Iain Banks sold rights to The Wasp Factory and ended up with no film and in litigation to get them back. In 2004 the $47 million production of Deborah Moggach’s Tulip Fever, starring Jude Law, was set to be the biggest British film of the year until it was pulled four days before shooting when a tax incentive closed.
It is a seam of rich disappointment for authors, not least because that seven-figure deal rarely materialises. Most receive only £500, because what is sold is an option, not the rights. For a fixed period, options give a producer exclusive rights to develop the project. If investors are wooed, they acquire the rights, calculated at between 1 and 5 per cent of the film’s budget; so on a £50 million film, an author stands to make up to £2.5 million.
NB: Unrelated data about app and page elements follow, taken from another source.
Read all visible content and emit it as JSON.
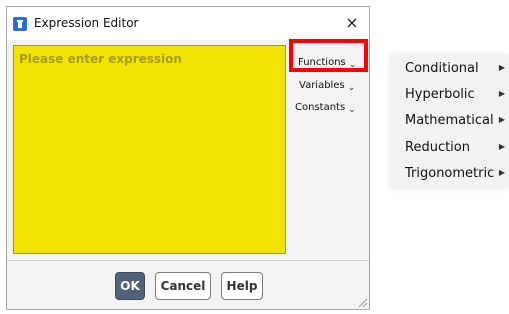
{
  "dialog": {
    "title": "Expression Editor",
    "close_glyph": "×",
    "app_icon": "app-icon",
    "expression": {
      "value": "",
      "placeholder": "Please enter expression"
    },
    "menus": [
      {
        "label": "Functions",
        "caret": "⌄"
      },
      {
        "label": "Variables",
        "caret": "⌄"
      },
      {
        "label": "Constants",
        "caret": "⌄"
      }
    ],
    "buttons": {
      "ok": "OK",
      "cancel": "Cancel",
      "help": "Help"
    }
  },
  "functions_submenu": {
    "items": [
      {
        "label": "Conditional",
        "arrow": "▶"
      },
      {
        "label": "Hyperbolic",
        "arrow": "▶"
      },
      {
        "label": "Mathematical",
        "arrow": "▶"
      },
      {
        "label": "Reduction",
        "arrow": "▶"
      },
      {
        "label": "Trigonometric",
        "arrow": "▶"
      }
    ]
  },
  "colors": {
    "expression_background": "#f0e400",
    "highlight_box": "#ff0000",
    "ok_button": "#52627a"
  }
}
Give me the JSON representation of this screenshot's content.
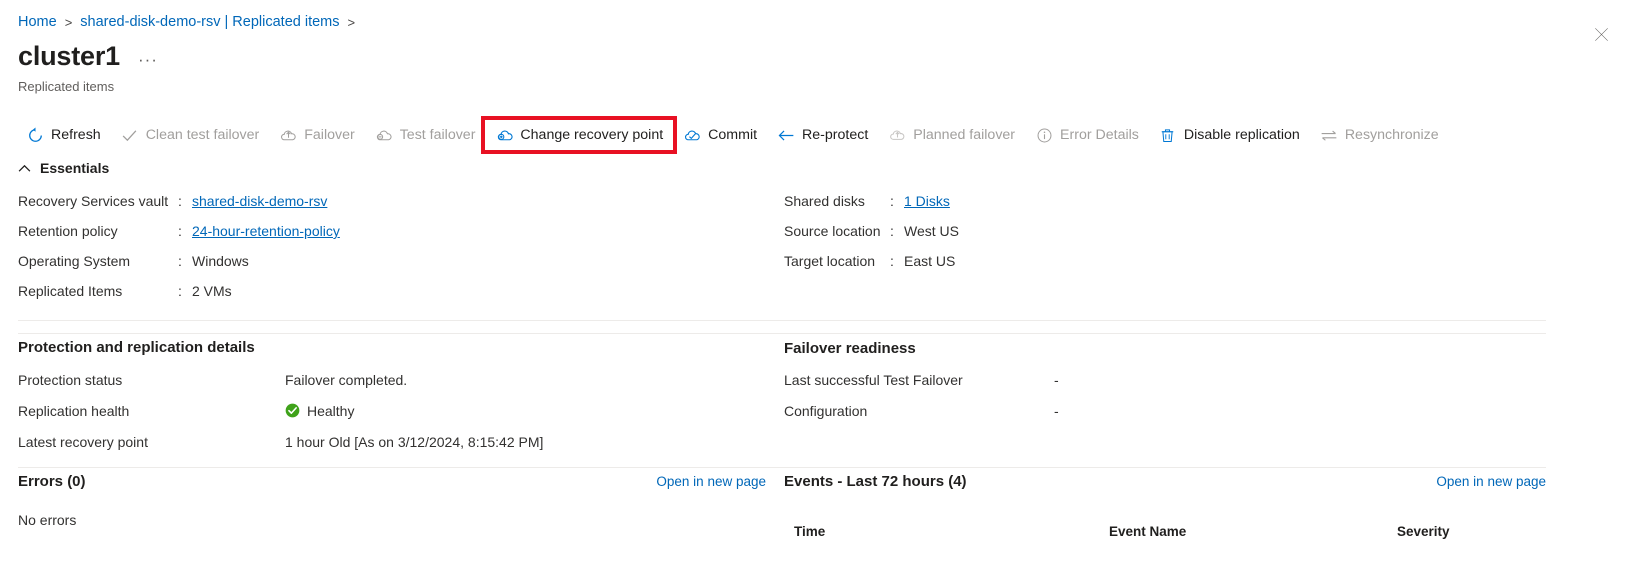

But authors should curb their enthusiasm, according to the screen agent Julian Friedman. “The percentage of books that make it to the screen is tiny, there are maybe only 2 per cent where rights are purchased.”
Monday, October 17, 2005
While novelists might dream that selling film rights will bring fame and fortune, the reality is normally more mundane, reports Danuta Keane in The Times.